Wednesday, August 31, 2011

First Day of School

Yesterday was a big day for us ... Henry's first day of school. This year he'll be attending our town's preschool two days a week for a couple of hours in the morning. It's going to be great for all of us.

For the first day Meg went with Henry for an hour. All the other parents were there with their kids to assist in the introduction. Henry left the house willingly, but was a bit shy there and did have a few drop to floor moments. We think it went better than expected though, because later when we talked to Henry about it he seemed positive about it and isn't terrified of going again (not like a haircut anyway). Hope the first true, full day goes well!

We went to Panera Bread (Henry's choice) afterwards to celebrate. I took the day off and had a good time at the playground with the kids. Meg took a brief, much needed nap (Hazel's night time sleeping has been terrible lately).

Above is a picture Henry drew. He and Hazel have been playing with crayons a lot. Henry often requests that we put his pictures up on the refrigerator. He told Meg that this was a picture of two robots with long arms for picking flowers which they eat. One robot is holding a flower. I'm not sure if he's drawing such things intentionally or scribbling than coming up with stories about the scribbles, but I don't care. Like his dreams, I love hearing these stories. His imagination is growing by leaps and bounds these days!

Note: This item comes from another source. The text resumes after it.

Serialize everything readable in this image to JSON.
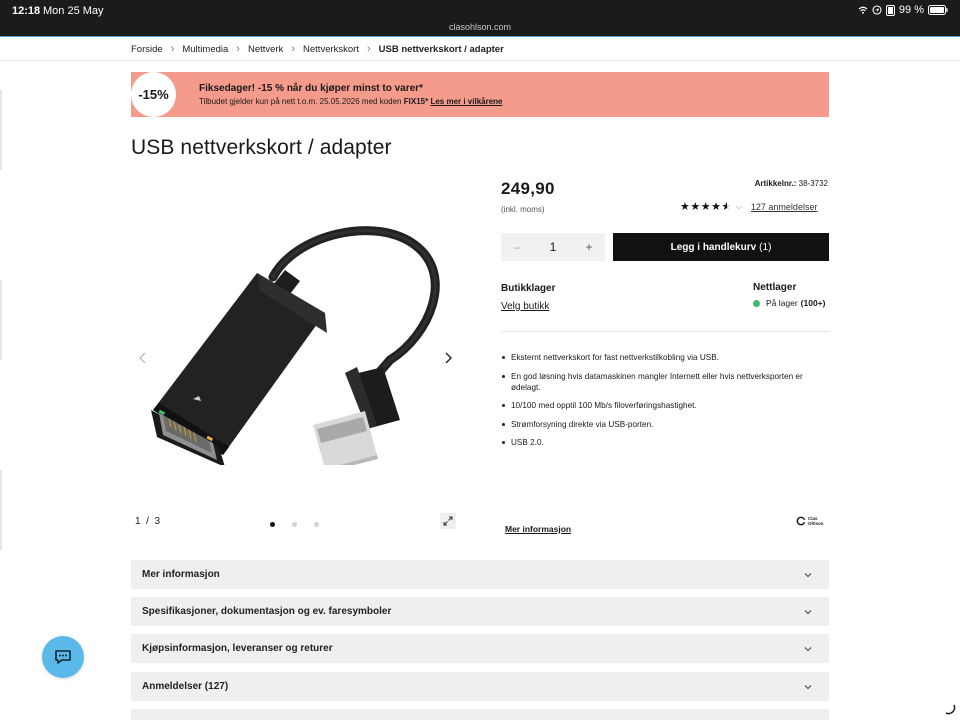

1 large dollar and 54 small dollars had just one Canadian dollar (1989).

7 half dollars produced one 90% silver half (1961) and one 40% silver half (1966).

6,320 quarters yielded one silver Washington (1948), ten Canadians, two US dimes, seven US nickels, two UK 10 pence, one Bermuda 25¢ and one Cayman Islands 25¢. I also came across a silver quarter, 1963D, in the reject bin of a coin counting machine at the bank.

5,900 dimes rounded up two silver Rosies (1946, 1961), nine Canadians and one UK 5 pence. In this batch I also found a new modern dime for me, the 2011D.

3,000 nickels turned up just twelve Canadians (3 Ni).

9,000 had forty-four Wheats, sixty-two Canadians, two Barbados 1¢ and four US dimes. One of the Canadians was a pretty nice 1929 George V penny.

1940, 1941(4), 1942, 1944(4), 1945(4), 1946(3), 1948(5), 1949, 1951, 1952(2), 1953(2), 1954D, 1955, 1955D, 1956, 1956D, 1957(2), 1957D(2), 1958(2), 1958D

Found: 2 pennies, 1 nickel, 1 quarter (1963D, a 90% silver one)